What to do
Scan the records below. Copy every line in which the word "date" appears.
┌────────
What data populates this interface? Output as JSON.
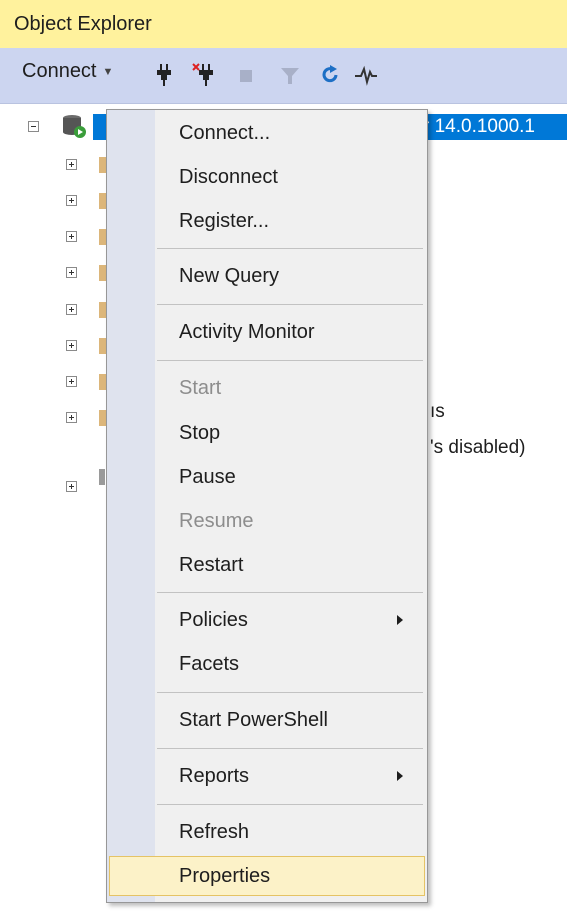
{
  "window": {
    "title": "Object Explorer"
  },
  "toolbar": {
    "connect_label": "Connect",
    "icons": [
      "connect-plug-icon",
      "disconnect-plug-icon",
      "stop-icon",
      "filter-icon",
      "refresh-icon",
      "activity-monitor-icon"
    ]
  },
  "tree": {
    "server_label": "r 14.0.1000.1",
    "agent_fragment_1": "ıs",
    "agent_fragment_2": "'s disabled)"
  },
  "context_menu": {
    "items": [
      {
        "label": "Connect...",
        "enabled": true
      },
      {
        "label": "Disconnect",
        "enabled": true
      },
      {
        "label": "Register...",
        "enabled": true
      },
      {
        "label": "New Query",
        "enabled": true
      },
      {
        "label": "Activity Monitor",
        "enabled": true
      },
      {
        "label": "Start",
        "enabled": false
      },
      {
        "label": "Stop",
        "enabled": true
      },
      {
        "label": "Pause",
        "enabled": true
      },
      {
        "label": "Resume",
        "enabled": false
      },
      {
        "label": "Restart",
        "enabled": true
      },
      {
        "label": "Policies",
        "enabled": true,
        "submenu": true
      },
      {
        "label": "Facets",
        "enabled": true
      },
      {
        "label": "Start PowerShell",
        "enabled": true
      },
      {
        "label": "Reports",
        "enabled": true,
        "submenu": true
      },
      {
        "label": "Refresh",
        "enabled": true
      },
      {
        "label": "Properties",
        "enabled": true,
        "highlighted": true
      }
    ]
  },
  "colors": {
    "title_bg": "#fff29d",
    "toolbar_bg": "#ccd5f0",
    "selection": "#0078d7",
    "menu_bg": "#f0f0f0",
    "menu_gutter": "#dfe3ee",
    "highlight_bg": "#fcf2c8",
    "highlight_border": "#e5c365"
  }
}
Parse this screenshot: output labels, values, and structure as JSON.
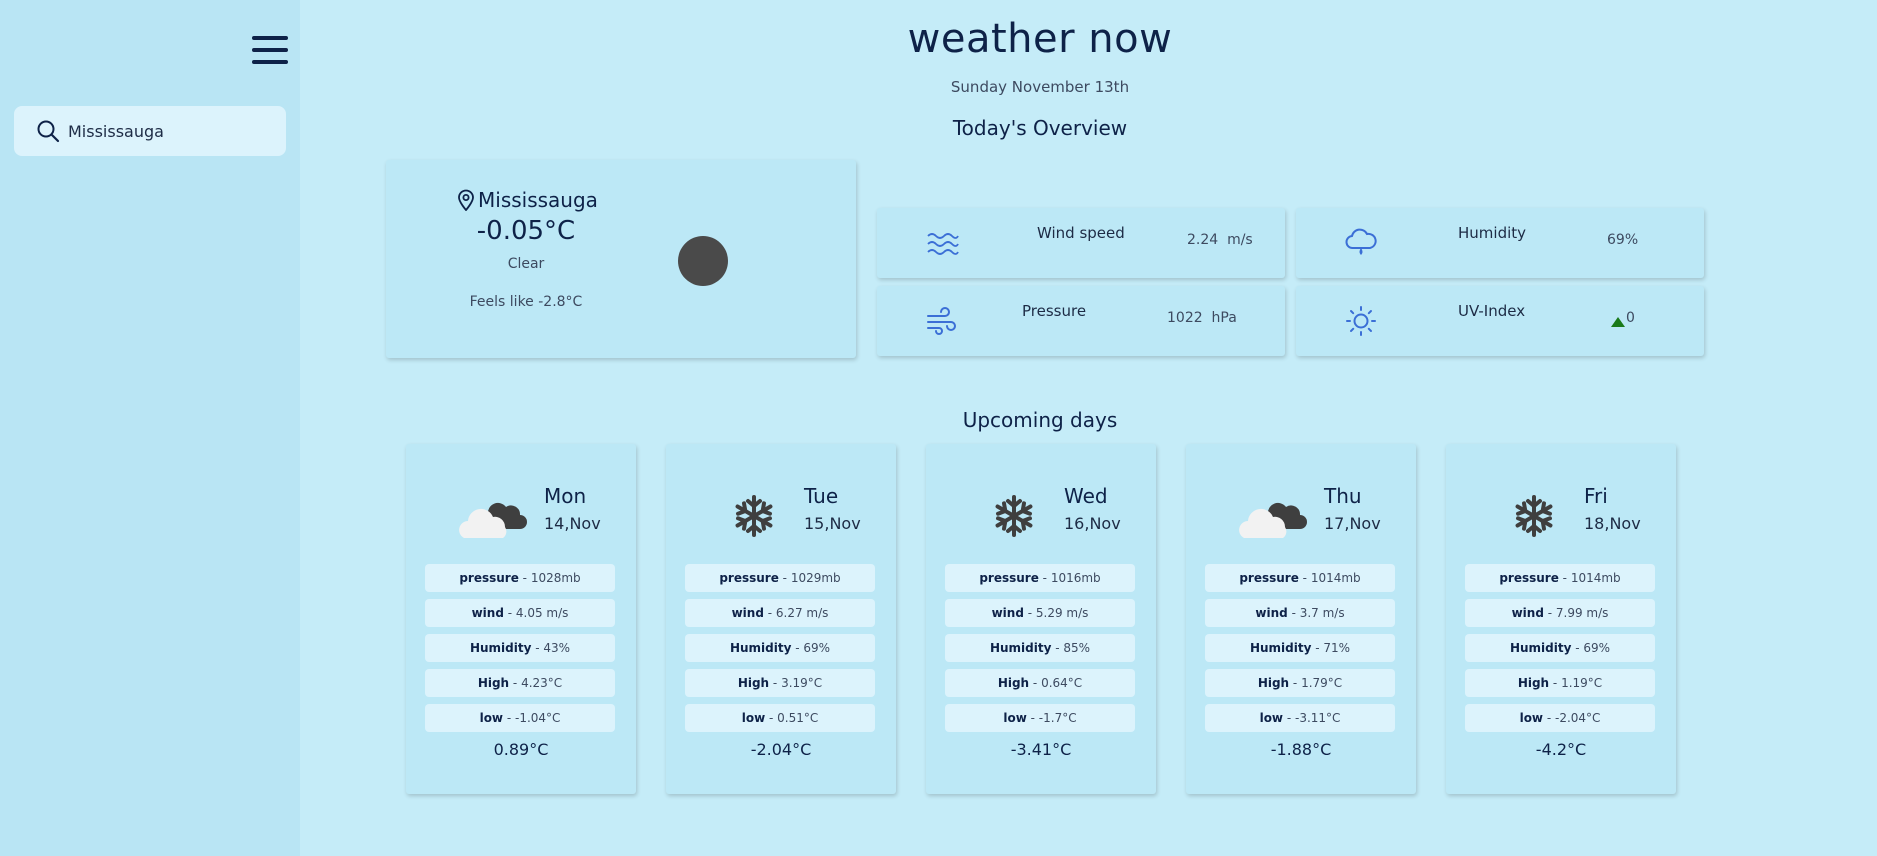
{
  "sidebar": {
    "menu_icon": "hamburger-menu-icon",
    "search": {
      "value": "Mississauga",
      "icon": "search-icon"
    }
  },
  "header": {
    "title": "weather now",
    "date": "Sunday November 13th"
  },
  "overview": {
    "title": "Today's Overview",
    "current": {
      "location": "Mississauga",
      "temperature": "-0.05°C",
      "condition": "Clear",
      "feels_like": "Feels like -2.8°C",
      "condition_color": "#4a4a4a"
    },
    "metrics": [
      {
        "label": "Wind speed",
        "value": "2.24  m/s",
        "icon": "wind-waves-icon"
      },
      {
        "label": "Humidity",
        "value": "69%",
        "icon": "rain-cloud-icon"
      },
      {
        "label": "Pressure",
        "value": "1022  hPa",
        "icon": "wind-gust-icon"
      },
      {
        "label": "UV-Index",
        "value": "0",
        "icon": "sun-icon",
        "trend_icon": "arrow-up-icon",
        "trend_color": "#1a7a1a"
      }
    ]
  },
  "upcoming": {
    "title": "Upcoming days",
    "days": [
      {
        "day": "Mon",
        "date": "14,Nov",
        "icon": "cloudy-icon",
        "pressure": " - 1028mb",
        "wind": " - 4.05 m/s",
        "humidity": " - 43%",
        "high": " - 4.23°C",
        "low": " - -1.04°C",
        "temp": "0.89°C"
      },
      {
        "day": "Tue",
        "date": "15,Nov",
        "icon": "snowflake-icon",
        "pressure": " - 1029mb",
        "wind": " - 6.27 m/s",
        "humidity": " - 69%",
        "high": " - 3.19°C",
        "low": " - 0.51°C",
        "temp": "-2.04°C"
      },
      {
        "day": "Wed",
        "date": "16,Nov",
        "icon": "snowflake-icon",
        "pressure": " - 1016mb",
        "wind": " - 5.29 m/s",
        "humidity": " - 85%",
        "high": " - 0.64°C",
        "low": " - -1.7°C",
        "temp": "-3.41°C"
      },
      {
        "day": "Thu",
        "date": "17,Nov",
        "icon": "cloudy-icon",
        "pressure": " - 1014mb",
        "wind": " - 3.7 m/s",
        "humidity": " - 71%",
        "high": " - 1.79°C",
        "low": " - -3.11°C",
        "temp": "-1.88°C"
      },
      {
        "day": "Fri",
        "date": "18,Nov",
        "icon": "snowflake-icon",
        "pressure": " - 1014mb",
        "wind": " - 7.99 m/s",
        "humidity": " - 69%",
        "high": " - 1.19°C",
        "low": " - -2.04°C",
        "temp": "-4.2°C"
      }
    ],
    "labels": {
      "pressure": "pressure",
      "wind": "wind",
      "humidity": "Humidity",
      "high": "High",
      "low": "low"
    }
  },
  "colors": {
    "background": "#c5ecf8",
    "sidebar": "#b9e5f4",
    "card": "#bce8f6",
    "pill": "#dcf3fc",
    "accent_icon": "#3b6fd6",
    "text": "#0e2248"
  }
}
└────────
Exercise result
    "date": "Sunday November 13th"
        "date": "14,Nov",
        "date": "15,Nov",
        "date": "16,Nov",
        "date": "17,Nov",
        "date": "18,Nov",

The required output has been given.